Also - I think your doctors are being refreshingly honest when they say all they can do is guess. Sure, it's an educated guess; but all cancer treatment, at the end of the day, is a hope, a wish... and a guess. Good luck - PJH
Yes they have been totally honest. Which really is great I just hate the gaps. You know all the questions you should be asking but you don't know the questions. I am sick of cancer interferring in my life.
Dream, it's natural you'd be feeling discouraged; cancer does a number on you. Gradually, you get used to the fact that you have cancer; that you're a cancer survivor. The word ceases to have the ability to strike terror in your heart, or anger... it just is what it is, and you carry on.
It's OK to feel how you feel; but understand it's "only" feelings. Validate them, then try to let go and move on. This is going to be a long, sometimes bumpy ride; best try to get used to it, and go with the flow, OK? PJH
i have stage ll breast cancer classified as invasive ductal carcinoma what is the survival rate?

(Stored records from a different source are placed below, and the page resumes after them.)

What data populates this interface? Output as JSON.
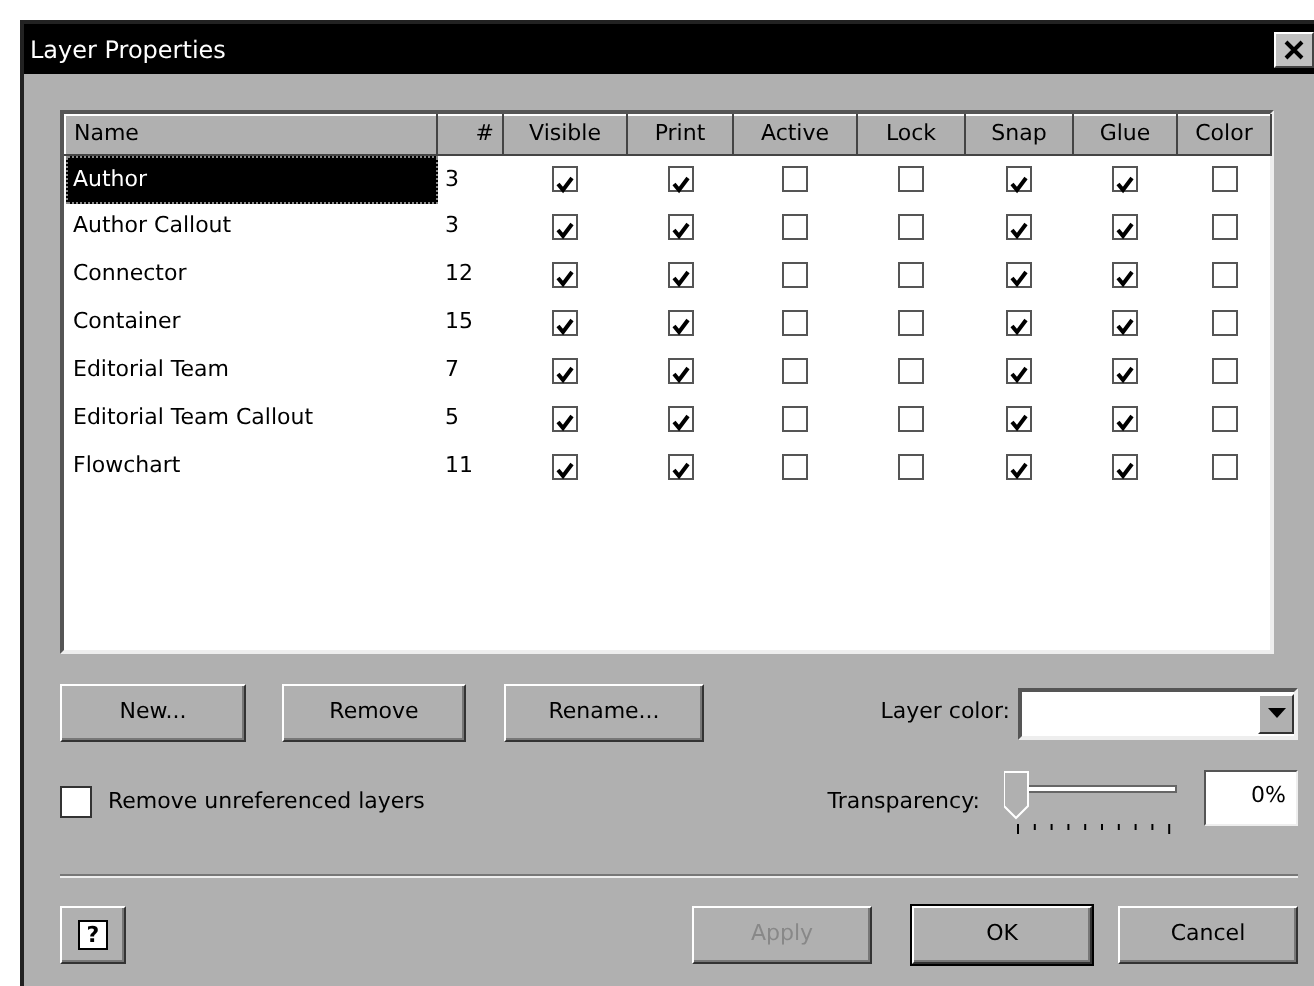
{
  "window": {
    "title": "Layer Properties"
  },
  "table": {
    "columns": [
      "Name",
      "#",
      "Visible",
      "Print",
      "Active",
      "Lock",
      "Snap",
      "Glue",
      "Color"
    ],
    "rows": [
      {
        "name": "Author",
        "count": "3",
        "selected": true,
        "visible": true,
        "print": true,
        "active": false,
        "lock": false,
        "snap": true,
        "glue": true,
        "color": false
      },
      {
        "name": "Author Callout",
        "count": "3",
        "selected": false,
        "visible": true,
        "print": true,
        "active": false,
        "lock": false,
        "snap": true,
        "glue": true,
        "color": false
      },
      {
        "name": "Connector",
        "count": "12",
        "selected": false,
        "visible": true,
        "print": true,
        "active": false,
        "lock": false,
        "snap": true,
        "glue": true,
        "color": false
      },
      {
        "name": "Container",
        "count": "15",
        "selected": false,
        "visible": true,
        "print": true,
        "active": false,
        "lock": false,
        "snap": true,
        "glue": true,
        "color": false
      },
      {
        "name": "Editorial Team",
        "count": "7",
        "selected": false,
        "visible": true,
        "print": true,
        "active": false,
        "lock": false,
        "snap": true,
        "glue": true,
        "color": false
      },
      {
        "name": "Editorial Team Callout",
        "count": "5",
        "selected": false,
        "visible": true,
        "print": true,
        "active": false,
        "lock": false,
        "snap": true,
        "glue": true,
        "color": false
      },
      {
        "name": "Flowchart",
        "count": "11",
        "selected": false,
        "visible": true,
        "print": true,
        "active": false,
        "lock": false,
        "snap": true,
        "glue": true,
        "color": false
      }
    ]
  },
  "layer_buttons": [
    "New...",
    "Remove",
    "Rename..."
  ],
  "layer_color": {
    "label": "Layer color:"
  },
  "remove_unreferenced": {
    "label": "Remove unreferenced layers",
    "checked": false
  },
  "transparency": {
    "label": "Transparency:",
    "level": 0,
    "value": "0%"
  },
  "help_button": "?",
  "footer_buttons": [
    {
      "label": "Apply",
      "disabled": true,
      "default": false
    },
    {
      "label": "OK",
      "disabled": false,
      "default": true
    },
    {
      "label": "Cancel",
      "disabled": false,
      "default": false
    }
  ]
}
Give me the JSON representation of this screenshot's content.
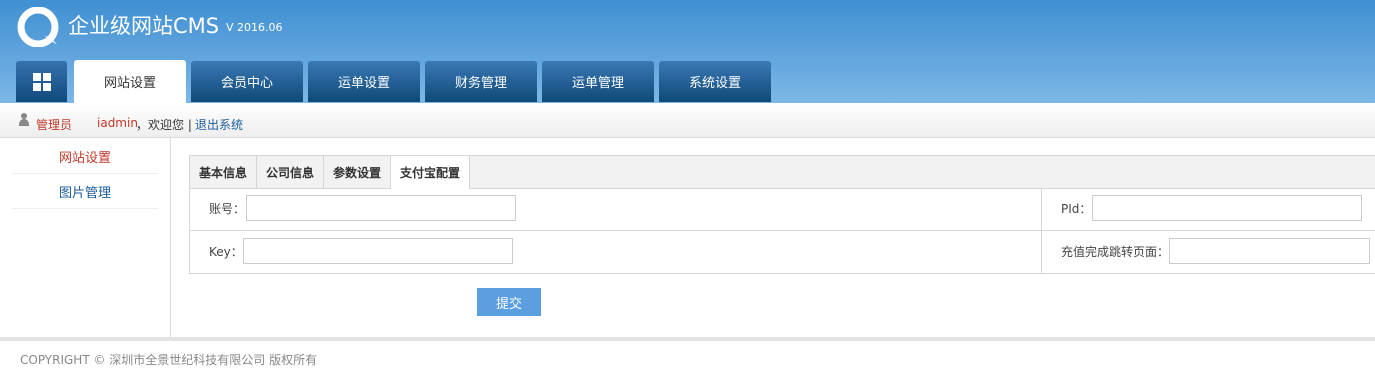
{
  "header": {
    "title": "企业级网站CMS",
    "version": "V 2016.06",
    "brand_color": "#3f8fd2"
  },
  "nav": {
    "home_icon": "grid-icon",
    "tabs": [
      {
        "label": "网站设置",
        "active": true
      },
      {
        "label": "会员中心",
        "active": false
      },
      {
        "label": "运单设置",
        "active": false
      },
      {
        "label": "财务管理",
        "active": false
      },
      {
        "label": "运单管理",
        "active": false
      },
      {
        "label": "系统设置",
        "active": false
      }
    ]
  },
  "userbar": {
    "icon": "user-icon",
    "role": "管理员",
    "username": "iadmin",
    "welcome": "，欢迎您 |",
    "logout": "退出系统"
  },
  "sidebar": {
    "items": [
      {
        "label": "网站设置",
        "active": true
      },
      {
        "label": "图片管理",
        "active": false
      }
    ]
  },
  "subtabs": [
    {
      "label": "基本信息",
      "active": false
    },
    {
      "label": "公司信息",
      "active": false
    },
    {
      "label": "参数设置",
      "active": false
    },
    {
      "label": "支付宝配置",
      "active": true
    }
  ],
  "form": {
    "account_label": "账号：",
    "account_value": "",
    "pid_label": "PId：",
    "pid_value": "",
    "key_label": "Key：",
    "key_value": "",
    "redirect_label": "充值完成跳转页面：",
    "redirect_value": "",
    "submit_label": "提交"
  },
  "footer": {
    "copyright": "COPYRIGHT © 深圳市全景世纪科技有限公司 版权所有"
  }
}
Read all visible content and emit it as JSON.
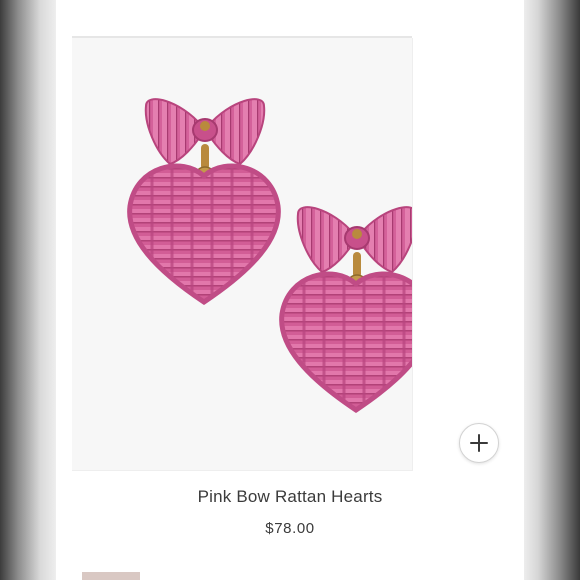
{
  "product": {
    "name": "Pink Bow Rattan Hearts",
    "price": "$78.00",
    "image_subject": "pink-rattan-heart-bow-earrings",
    "colors": {
      "rattan_pink": "#d9609a",
      "rattan_dark": "#a83a70",
      "rattan_light": "#ef97c1",
      "gold_hardware": "#b98a3d"
    }
  },
  "controls": {
    "zoom_icon": "plus-icon"
  }
}
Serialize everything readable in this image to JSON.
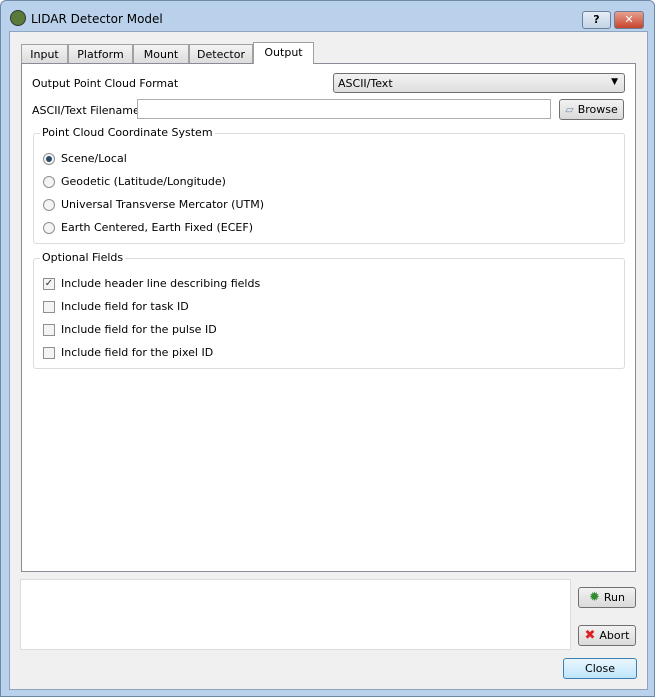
{
  "window": {
    "title": "LIDAR Detector Model",
    "help": "?",
    "close": "✕"
  },
  "tabs": [
    {
      "label": "Input"
    },
    {
      "label": "Platform"
    },
    {
      "label": "Mount"
    },
    {
      "label": "Detector"
    },
    {
      "label": "Output",
      "active": true
    }
  ],
  "output": {
    "format_label": "Output Point Cloud Format",
    "format_value": "ASCII/Text",
    "filename_label": "ASCII/Text Filename",
    "filename_value": "",
    "browse": "Browse",
    "coord_group": "Point Cloud Coordinate System",
    "coords": [
      {
        "label": "Scene/Local",
        "selected": true
      },
      {
        "label": "Geodetic (Latitude/Longitude)"
      },
      {
        "label": "Universal Transverse Mercator (UTM)"
      },
      {
        "label": "Earth Centered, Earth Fixed (ECEF)"
      }
    ],
    "fields_group": "Optional Fields",
    "fields": [
      {
        "label": "Include header line describing fields",
        "checked": true
      },
      {
        "label": "Include field for task ID"
      },
      {
        "label": "Include field for the pulse ID"
      },
      {
        "label": "Include field for the pixel ID"
      }
    ]
  },
  "buttons": {
    "run": "Run",
    "abort": "Abort",
    "close": "Close"
  },
  "colors": {
    "run_icon": "#2e8b2e",
    "abort_icon": "#e02020"
  }
}
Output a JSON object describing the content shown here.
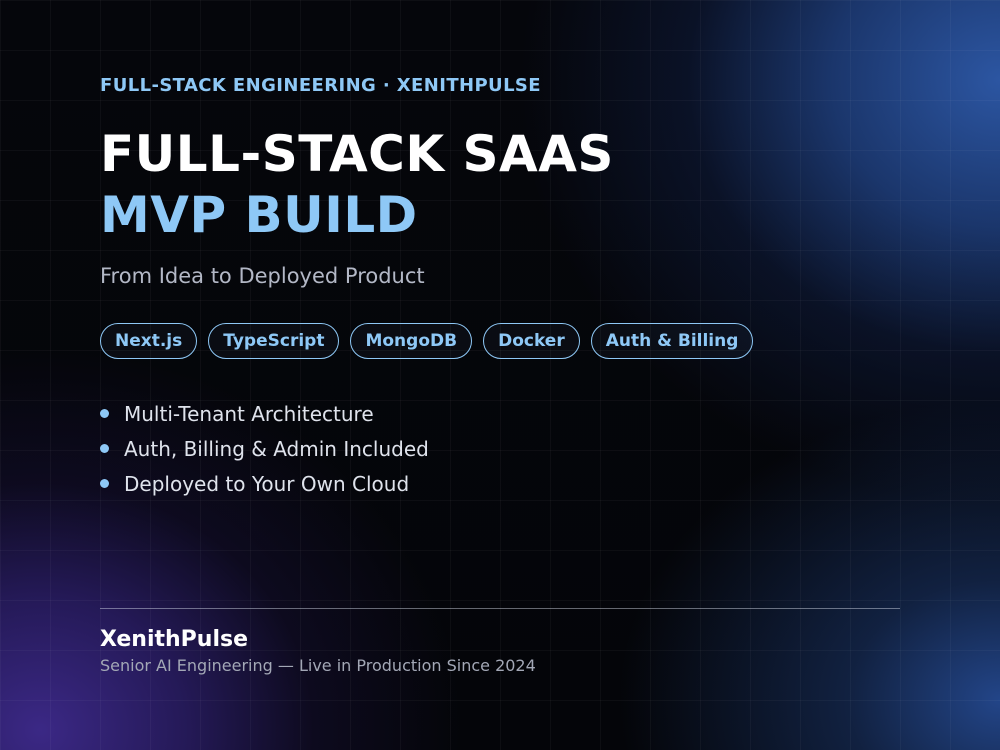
{
  "eyebrow": "FULL-STACK ENGINEERING · XENITHPULSE",
  "title": {
    "line1": "FULL-STACK SAAS",
    "line2": "MVP BUILD"
  },
  "subtitle": "From Idea to Deployed Product",
  "tags": [
    "Next.js",
    "TypeScript",
    "MongoDB",
    "Docker",
    "Auth & Billing"
  ],
  "bullets": [
    "Multi-Tenant Architecture",
    "Auth, Billing & Admin Included",
    "Deployed to Your Own Cloud"
  ],
  "footer": {
    "brand": "XenithPulse",
    "tagline": "Senior AI Engineering — Live in Production Since 2024"
  },
  "colors": {
    "accent": "#8ec8f6",
    "background": "#05060b",
    "glow_blue": "#2e5aaa",
    "glow_purple": "#3e2a8c"
  }
}
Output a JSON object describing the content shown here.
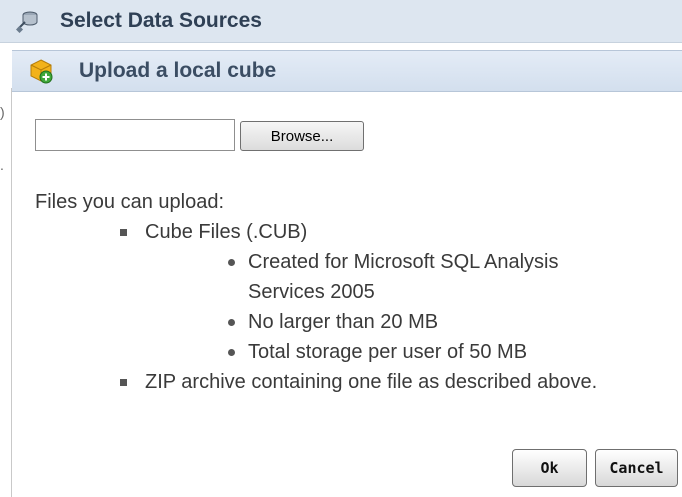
{
  "outer_header": {
    "title": "Select Data Sources",
    "icon": "database-plug-icon"
  },
  "dialog": {
    "title": "Upload a local cube",
    "icon": "cube-add-icon",
    "file_input": {
      "value": "",
      "placeholder": ""
    },
    "browse_label": "Browse...",
    "files_label": "Files you can upload:",
    "file_types": [
      {
        "label": "Cube Files (.CUB)",
        "details": [
          "Created for Microsoft SQL Analysis Services 2005",
          "No larger than 20 MB",
          "Total storage per user of 50 MB"
        ]
      },
      {
        "label": "ZIP archive containing one file as described above."
      }
    ],
    "ok_label": "Ok",
    "cancel_label": "Cancel"
  },
  "colors": {
    "header_bg": "#dde6f0",
    "dialog_header_bg": "#d3dfee",
    "title_text": "#2f4055",
    "body_text": "#3a3a3a"
  }
}
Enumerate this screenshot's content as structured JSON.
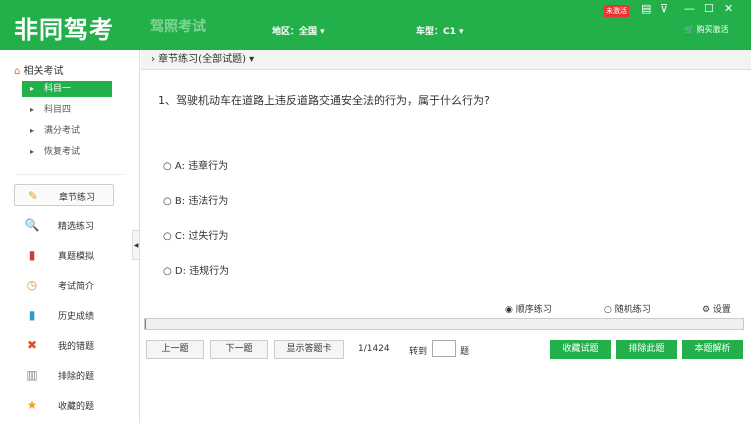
{
  "header": {
    "logo": "非同驾考",
    "subtitle": "驾照考试",
    "region": "地区：全国 ▾",
    "car_type": "车型：C1 ▾",
    "badge": "未激活",
    "buy": "🛒 购买激活"
  },
  "window_controls": [
    "▤",
    "⊽",
    "—",
    "☐",
    "✕"
  ],
  "sidebar": {
    "section": "相关考试",
    "exams": [
      {
        "label": "科目一",
        "active": true
      },
      {
        "label": "科目四"
      },
      {
        "label": "满分考试"
      },
      {
        "label": "恢复考试"
      }
    ],
    "nav": [
      {
        "icon": "✎",
        "label": "章节练习",
        "active": true,
        "color": "#e0a020"
      },
      {
        "icon": "🔍",
        "label": "精选练习",
        "color": "#3a8fd0"
      },
      {
        "icon": "▮",
        "label": "真题模拟",
        "color": "#d03a3a"
      },
      {
        "icon": "◷",
        "label": "考试简介",
        "color": "#f08a20"
      },
      {
        "icon": "▮",
        "label": "历史成绩",
        "color": "#2a9ad0"
      },
      {
        "icon": "✖",
        "label": "我的错题",
        "color": "#e05020"
      },
      {
        "icon": "▥",
        "label": "排除的题",
        "color": "#888"
      },
      {
        "icon": "★",
        "label": "收藏的题",
        "color": "#f0a020"
      }
    ]
  },
  "breadcrumb": "› 章节练习(全部试题) ▾",
  "question": {
    "text": "1、驾驶机动车在道路上违反道路交通安全法的行为，属于什么行为?",
    "options": [
      "○ A: 违章行为",
      "○ B: 违法行为",
      "○ C: 过失行为",
      "○ D: 违规行为"
    ]
  },
  "modes": {
    "sequential": "◉ 顺序练习",
    "random": "○ 随机练习",
    "settings": "⚙ 设置"
  },
  "progress": {
    "current": 1,
    "total": 1424,
    "text": "1/1424"
  },
  "controls": {
    "prev": "上一题",
    "next": "下一题",
    "show_card": "显示答题卡",
    "goto": "转到",
    "goto_value": "",
    "goto_suffix": "题",
    "collect": "收藏试题",
    "exclude": "排除此题",
    "explain": "本题解析"
  }
}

Hi - Please read our IDC FAQS for some helpful information on your diagnosis. As for survival rate, it depends on a huge variety of factors, including what treatment you choose, the stage of the cancer, whether it's hormone-receptive, and whether it's spread to your lymph nodes, among others. So please ask your doctor; he/she will be able to discuss this with you fully. Good luck, and stay in touch here - we can help. PJH
Christina! CONGRATULATIONS ON THE BABY!! I have Infiltrating Ductal Carcinoma at Stage IIIB with a 40% chance of survival.......had a mascectomy, chemo and radiation and I am here to complain about it!! YOU WILL SURVIVE AND BE BETTER FOR IT!!! MENTAL ATTITUDE IS 90% OF IT................YOU HAVE A NEW BABY AND NEW LIFE TO LIVE FOR!! Do not have any second thoughts that you are a survivor!! No one know why they are "touched" but there's a reason, just know that perhaps your story will encourage others to SURVIVE!! Good luck and can't wait to hear about that babys 1ST bday party!! Be strong!!!